There is only one way to get to the bottom of this tawdry affair: Appoint a bipartisan, 9/11-style commission to investigate all of the allegations and issue a public report. The former C.I.A. directors Leon E. Panetta and Michael V. Hayden, among other possible choices, would provide instant credibility if they were appointed to lead such a panel.
If Mr. Trump is genuinely innocent of any untoward connections with the Kremlin, wouldn’t he want a full investigation to clear his name? That he so adamantly opposes any such inquiry speaks volumes.
Yet the speculation, which was gaining currency even before the publishing of the dossier by BuzzFeed, isn’t going away. The reason is obvious: Mr. Trump appears to be infatuated with the autocrat in the Kremlin. As the Russian dissident and chess champion Garry Kasparov noted: “Trump has criticized: Republicans, Democrats, the pope, U.S. elections, C.I.A., F.B.I., NATO, Meryl Streep. Trump hasn’t criticized: Vladimir Putin.”
The closest Mr. Trump has ever come to directly criticizing Mr. Putin was at his news conference on Wednesday, when, speaking of the hacking (which he admitted for the first time was the work of the Kremlin), he said, “He shouldn’t have done it.” This was pretty mild censure, however, compared with his scorching suggestion that American spies were employing Nazi-like tactics.

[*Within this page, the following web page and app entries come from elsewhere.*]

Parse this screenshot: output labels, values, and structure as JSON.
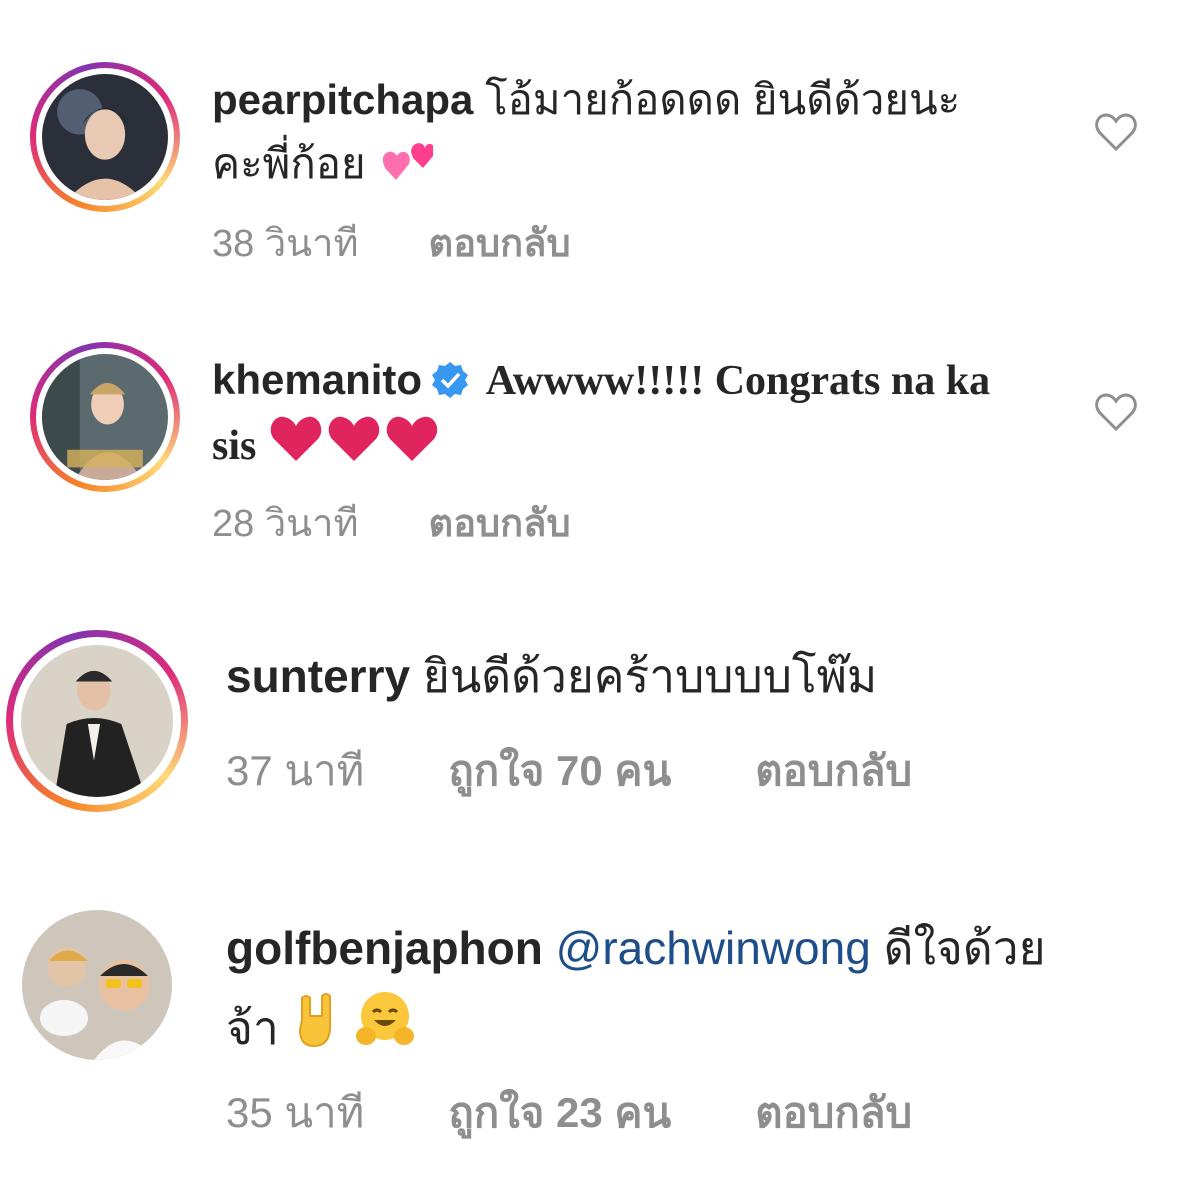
{
  "comments": [
    {
      "username": "pearpitchapa",
      "text_line1": "โอ้มายก้อดดด ยินดีด้วยนะ",
      "text_line2": "คะพี่ก้อย",
      "emoji": "two-hearts",
      "time": "38 วินาที",
      "reply": "ตอบกลับ"
    },
    {
      "username": "khemanito",
      "verified": true,
      "text_line1": "Awwww!!!!! Congrats na ka",
      "text_line2": "sis",
      "emoji": "red-heart x3",
      "time": "28 วินาที",
      "reply": "ตอบกลับ"
    },
    {
      "username": "sunterry",
      "text_line1": "ยินดีด้วยคร้าบบบบโพ๊ม",
      "time": "37 นาที",
      "likes": "ถูกใจ 70 คน",
      "reply": "ตอบกลับ"
    },
    {
      "username": "golfbenjaphon",
      "mention": "@rachwinwong",
      "text_line1": "ดีใจด้วย",
      "text_line2": "จ้า",
      "emoji": "rock-hand, hugging-face",
      "time": "35 นาที",
      "likes": "ถูกใจ 23 คน",
      "reply": "ตอบกลับ"
    }
  ],
  "colors": {
    "text": "#262626",
    "meta": "#8e8e8e",
    "mention": "#1d4e89",
    "verified": "#3897f0",
    "heart": "#e0245e"
  }
}
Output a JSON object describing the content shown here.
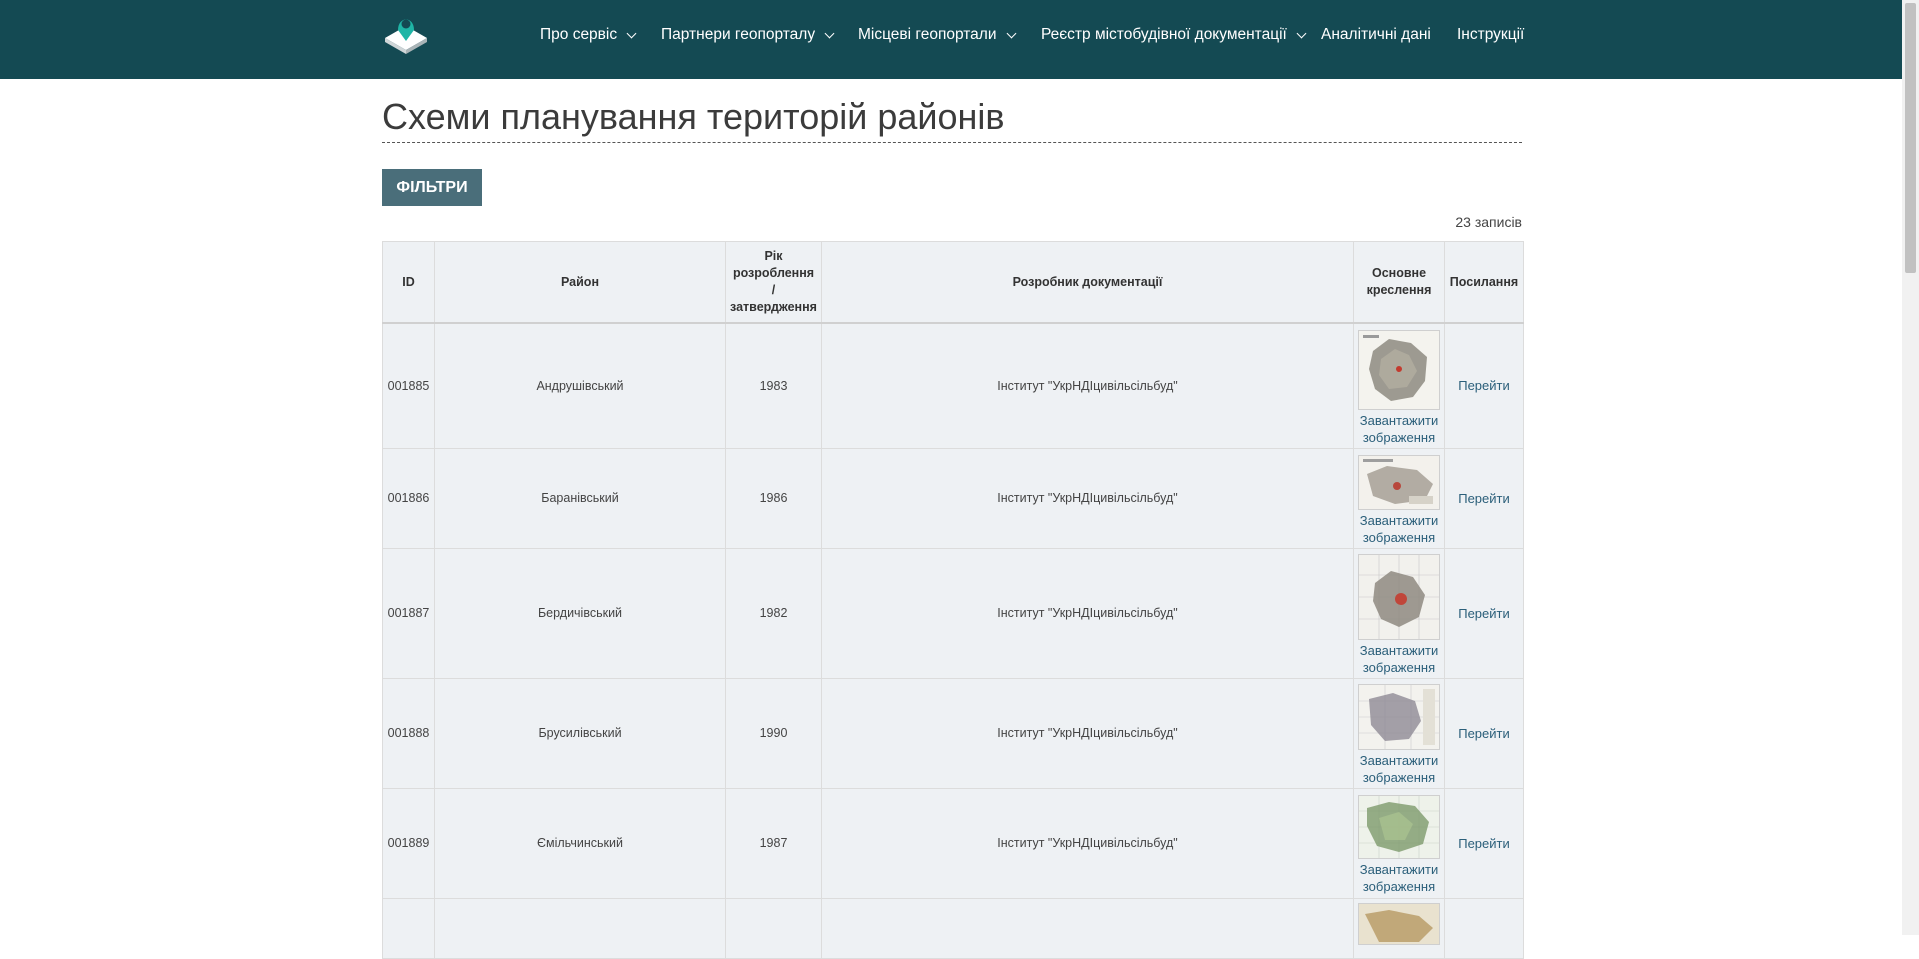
{
  "header": {
    "logo_icon": "map-pin-logo-icon",
    "background_color": "#144a53",
    "nav": [
      {
        "label": "Про сервіс",
        "has_dropdown": true
      },
      {
        "label": "Партнери геопорталу",
        "has_dropdown": true
      },
      {
        "label": "Місцеві геопортали",
        "has_dropdown": true
      },
      {
        "label": "Реєстр містобудівної документації",
        "has_dropdown": true
      },
      {
        "label": "Аналітичні дані",
        "has_dropdown": false
      },
      {
        "label": "Інструкції",
        "has_dropdown": false
      }
    ]
  },
  "page": {
    "title": "Схеми планування територій районів",
    "filter_button": "ФІЛЬТРИ",
    "record_count": "23 записів",
    "accent_color": "#4a6e7a"
  },
  "table": {
    "headers": {
      "id": "ID",
      "district": "Район",
      "year": "Рік розроблення / затвердження",
      "developer": "Розробник документації",
      "drawing": "Основне креслення",
      "link": "Посилання"
    },
    "rows": [
      {
        "id": "001885",
        "district": "Андрушівський",
        "year": "1983",
        "developer": "Інститут \"УкрНДІцивільсільбуд\"",
        "download": "Завантажити зображення",
        "link": "Перейти"
      },
      {
        "id": "001886",
        "district": "Баранівський",
        "year": "1986",
        "developer": "Інститут \"УкрНДІцивільсільбуд\"",
        "download": "Завантажити зображення",
        "link": "Перейти"
      },
      {
        "id": "001887",
        "district": "Бердичівський",
        "year": "1982",
        "developer": "Інститут \"УкрНДІцивільсільбуд\"",
        "download": "Завантажити зображення",
        "link": "Перейти"
      },
      {
        "id": "001888",
        "district": "Брусилівський",
        "year": "1990",
        "developer": "Інститут \"УкрНДІцивільсільбуд\"",
        "download": "Завантажити зображення",
        "link": "Перейти"
      },
      {
        "id": "001889",
        "district": "Ємільчинський",
        "year": "1987",
        "developer": "Інститут \"УкрНДІцивільсільбуд\"",
        "download": "Завантажити зображення",
        "link": "Перейти"
      }
    ]
  }
}
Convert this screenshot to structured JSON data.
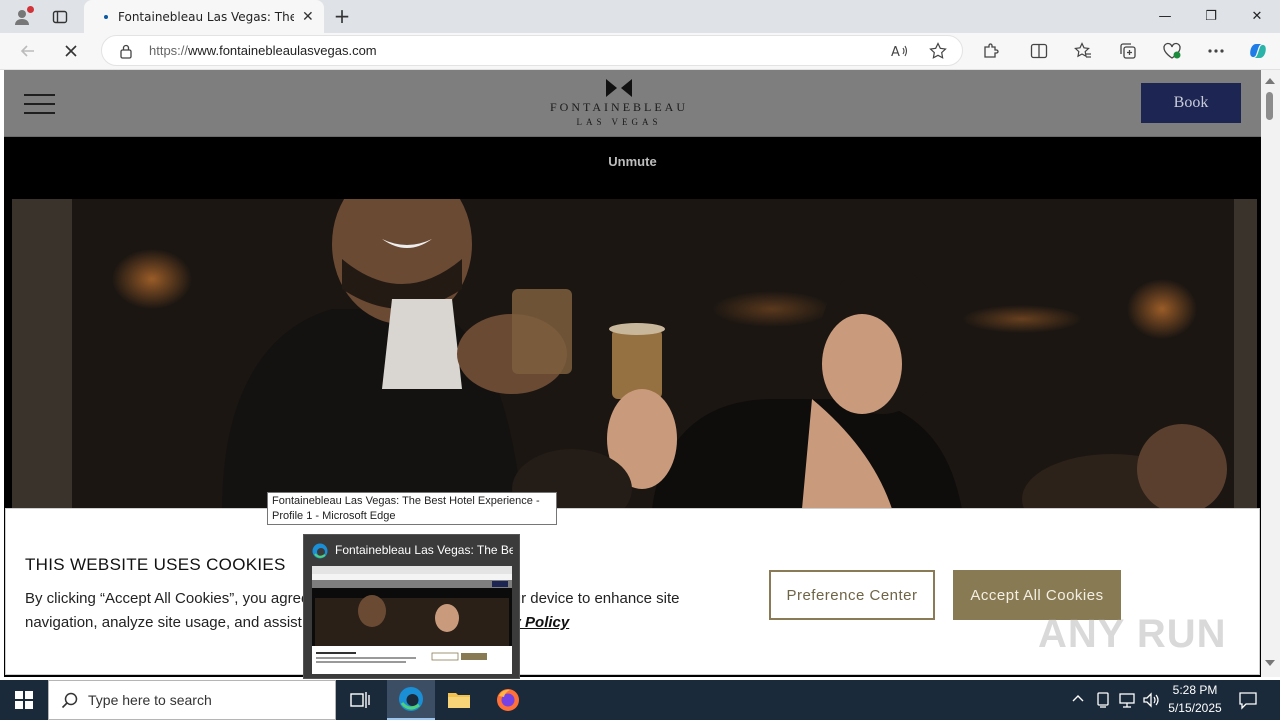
{
  "browser": {
    "tab": {
      "title": "Fontainebleau Las Vegas: The Best Hotel Experience",
      "favicon": "loading-dot"
    },
    "new_tab_symbol": "+",
    "window_controls": {
      "minimize": "—",
      "restore": "❐",
      "close": "✕"
    },
    "address": {
      "scheme": "https://",
      "host": "www.fontainebleaulasvegas.com"
    }
  },
  "site": {
    "brand": "FONTAINEBLEAU",
    "city": "LAS VEGAS",
    "book_label": "Book",
    "unmute_label": "Unmute"
  },
  "cookie": {
    "title": "THIS WEBSITE USES COOKIES",
    "body_start": "By clicking “Accept All Cookies”, you agree to the storing of cookies on your device to enhance site navigation, analyze site usage, and assist in our marketing efforts. ",
    "policy_link": "Privacy Policy",
    "preference_label": "Preference Center",
    "accept_label": "Accept All Cookies"
  },
  "tooltip": {
    "line1": "Fontainebleau Las Vegas: The Best Hotel Experience -",
    "line2": "Profile 1 - Microsoft Edge"
  },
  "thumbnail": {
    "title": "Fontainebleau Las Vegas: The Best Hotel Experience"
  },
  "watermark": "ANY RUN",
  "taskbar": {
    "search_placeholder": "Type here to search",
    "time": "5:28 PM",
    "date": "5/15/2025"
  },
  "colors": {
    "book_button": "#1d2553",
    "accept_button": "#887a52",
    "taskbar": "#1b2a3a"
  }
}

And even that mild rebuke was vitiated by Mr. Trump’s boast: “If Putin likes Donald Trump, I consider that an asset, not a liability.”
If it persists in office, Mr. Trump’s slavish devotion to the Russian strongman will continue to raise questions about the exact nature of their relationship. If the president-elect wants to put such suspicions to rest, he should get as tough with the Kremlin as he vows to do with America’s other enemies.